This dissertation presents several models for performance, power, and thermal estimations in high- performance computer systems. In addition, it also describes a hardware-oriented cache compres- sion algorithm, a software-based online dynamic voltage and frequency scaling (DVFS) algorithm, and a software-based performance maximization technique in a power-constrained CMP environ- ment, all of which are motivated by the observations obtained when developing the aforementioned models. After summarizing the impact of architectural evolutions on various aspects of computer mod- eling, we present three models that estimate the performance, power, and temperature in such systems. The first model, CAMP, is a fast and accurate cache aware performance model for chip multiprocessors (CMPs) that estimates the performance degradation due to cache contention of processes running on cache-sharing cores. We then propose a system-level power model in a multi-programmed CMP environment that accounts for cache contention and explain how to in- tegrate the two models for power estimation during process assignment, helpful for power-aware assignment. We also describe an IC thermal model and analyze the performance and accuracies of a variety of time-domain dynamic thermal analysis techniques that build upon the aforementioned thermal model, which motivates our new thermal analysis technique that significantly improves performance while maintaining similar accuracy. When developing the performance model and the power model, we realized that memory hier- archy is of critical importance to system performance and energy consumption.

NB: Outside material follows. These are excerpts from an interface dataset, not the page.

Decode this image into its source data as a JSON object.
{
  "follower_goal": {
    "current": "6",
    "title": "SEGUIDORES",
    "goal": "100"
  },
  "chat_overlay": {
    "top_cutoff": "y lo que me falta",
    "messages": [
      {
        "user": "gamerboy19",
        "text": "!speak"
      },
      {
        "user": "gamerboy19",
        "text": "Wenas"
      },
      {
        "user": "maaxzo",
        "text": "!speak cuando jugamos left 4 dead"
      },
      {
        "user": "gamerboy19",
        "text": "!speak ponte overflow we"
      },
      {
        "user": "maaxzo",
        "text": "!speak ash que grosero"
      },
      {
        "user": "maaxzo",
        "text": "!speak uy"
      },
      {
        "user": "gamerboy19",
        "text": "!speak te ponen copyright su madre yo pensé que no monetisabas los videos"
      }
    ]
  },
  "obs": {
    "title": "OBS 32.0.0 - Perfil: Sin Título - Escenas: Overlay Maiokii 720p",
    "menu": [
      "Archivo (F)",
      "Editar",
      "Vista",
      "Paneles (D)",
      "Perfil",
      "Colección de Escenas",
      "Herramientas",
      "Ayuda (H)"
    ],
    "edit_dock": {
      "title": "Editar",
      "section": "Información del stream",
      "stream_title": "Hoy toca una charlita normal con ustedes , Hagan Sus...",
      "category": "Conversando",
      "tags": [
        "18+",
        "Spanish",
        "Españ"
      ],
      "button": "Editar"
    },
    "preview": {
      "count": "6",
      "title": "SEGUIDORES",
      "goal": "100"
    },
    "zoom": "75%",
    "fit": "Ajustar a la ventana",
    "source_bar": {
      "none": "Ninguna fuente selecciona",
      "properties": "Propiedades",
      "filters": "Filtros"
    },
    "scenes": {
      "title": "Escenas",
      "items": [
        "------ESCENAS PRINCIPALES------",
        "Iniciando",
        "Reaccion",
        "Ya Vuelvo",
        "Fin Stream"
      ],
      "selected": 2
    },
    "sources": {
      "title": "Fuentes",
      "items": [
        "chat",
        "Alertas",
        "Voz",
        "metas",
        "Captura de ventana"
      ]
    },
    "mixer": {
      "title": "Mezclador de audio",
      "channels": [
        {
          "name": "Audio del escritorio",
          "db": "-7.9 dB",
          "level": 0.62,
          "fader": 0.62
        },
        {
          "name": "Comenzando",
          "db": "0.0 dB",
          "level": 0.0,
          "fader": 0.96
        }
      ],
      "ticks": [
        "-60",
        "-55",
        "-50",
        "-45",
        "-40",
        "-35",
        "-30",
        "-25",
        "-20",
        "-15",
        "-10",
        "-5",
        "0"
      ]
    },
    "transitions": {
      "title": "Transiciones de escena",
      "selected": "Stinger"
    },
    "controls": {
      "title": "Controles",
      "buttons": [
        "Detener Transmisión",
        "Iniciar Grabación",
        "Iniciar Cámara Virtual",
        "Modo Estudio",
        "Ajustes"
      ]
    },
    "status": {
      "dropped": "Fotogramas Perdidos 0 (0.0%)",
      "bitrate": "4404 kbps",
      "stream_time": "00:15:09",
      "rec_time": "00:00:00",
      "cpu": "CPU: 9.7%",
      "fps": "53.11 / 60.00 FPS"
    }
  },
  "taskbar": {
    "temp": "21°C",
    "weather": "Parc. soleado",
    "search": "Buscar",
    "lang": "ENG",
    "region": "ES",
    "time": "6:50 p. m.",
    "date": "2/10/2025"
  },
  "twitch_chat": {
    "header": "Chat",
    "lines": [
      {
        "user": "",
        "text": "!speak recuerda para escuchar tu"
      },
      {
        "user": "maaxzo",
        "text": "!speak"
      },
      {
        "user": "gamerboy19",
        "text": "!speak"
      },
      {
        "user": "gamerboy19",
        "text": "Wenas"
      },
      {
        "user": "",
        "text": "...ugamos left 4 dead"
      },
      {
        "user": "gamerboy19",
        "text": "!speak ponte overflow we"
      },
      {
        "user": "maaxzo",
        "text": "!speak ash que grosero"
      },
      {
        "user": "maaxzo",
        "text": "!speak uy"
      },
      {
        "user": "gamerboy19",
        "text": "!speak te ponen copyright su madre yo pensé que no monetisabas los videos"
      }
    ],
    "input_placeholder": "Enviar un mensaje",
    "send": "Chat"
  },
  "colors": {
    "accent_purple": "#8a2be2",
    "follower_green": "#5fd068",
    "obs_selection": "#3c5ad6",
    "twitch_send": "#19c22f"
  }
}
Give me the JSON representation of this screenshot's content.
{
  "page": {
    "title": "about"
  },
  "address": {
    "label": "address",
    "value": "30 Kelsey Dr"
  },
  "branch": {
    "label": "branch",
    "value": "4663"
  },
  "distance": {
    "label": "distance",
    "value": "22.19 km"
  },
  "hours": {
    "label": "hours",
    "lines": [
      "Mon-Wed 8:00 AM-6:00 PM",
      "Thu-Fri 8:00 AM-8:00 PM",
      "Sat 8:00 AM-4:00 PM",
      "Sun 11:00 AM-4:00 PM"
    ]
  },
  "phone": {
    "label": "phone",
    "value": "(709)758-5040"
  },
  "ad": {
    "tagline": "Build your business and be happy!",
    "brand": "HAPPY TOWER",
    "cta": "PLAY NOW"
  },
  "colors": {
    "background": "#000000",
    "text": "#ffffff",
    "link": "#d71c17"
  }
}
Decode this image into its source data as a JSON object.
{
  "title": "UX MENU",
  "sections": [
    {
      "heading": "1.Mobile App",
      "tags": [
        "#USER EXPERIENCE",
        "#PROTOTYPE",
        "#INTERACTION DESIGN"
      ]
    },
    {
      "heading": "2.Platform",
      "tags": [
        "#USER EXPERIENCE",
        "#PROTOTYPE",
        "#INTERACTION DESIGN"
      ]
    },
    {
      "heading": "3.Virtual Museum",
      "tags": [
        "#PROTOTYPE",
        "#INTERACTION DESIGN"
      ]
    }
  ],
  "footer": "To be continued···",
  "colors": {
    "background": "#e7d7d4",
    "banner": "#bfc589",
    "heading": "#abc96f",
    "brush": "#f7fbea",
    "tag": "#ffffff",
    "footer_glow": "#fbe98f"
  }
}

This observation inspires the design and implementation of a high-performance microprocessor cache compression algorithm to expand effective on-chip last-level cache size and improve cache performance. It also leads to a predictive dynamic voltage and frequency control (DVFS) algorithm that takes advantage of the performance model and the power model for on-line minimization of energy consumption under a performance constraint without requiring a priori knowledge of an application’s behavior. Finally, we propose PerfMax, a performance optimization technique that considers both process assignment and local power state control in a power-constraint environment for multi-chip CMPs with chip-wide DVFS based on accurate performance and power models.

Additional Information

Sponsor(s): Robert Dick

Open to: Public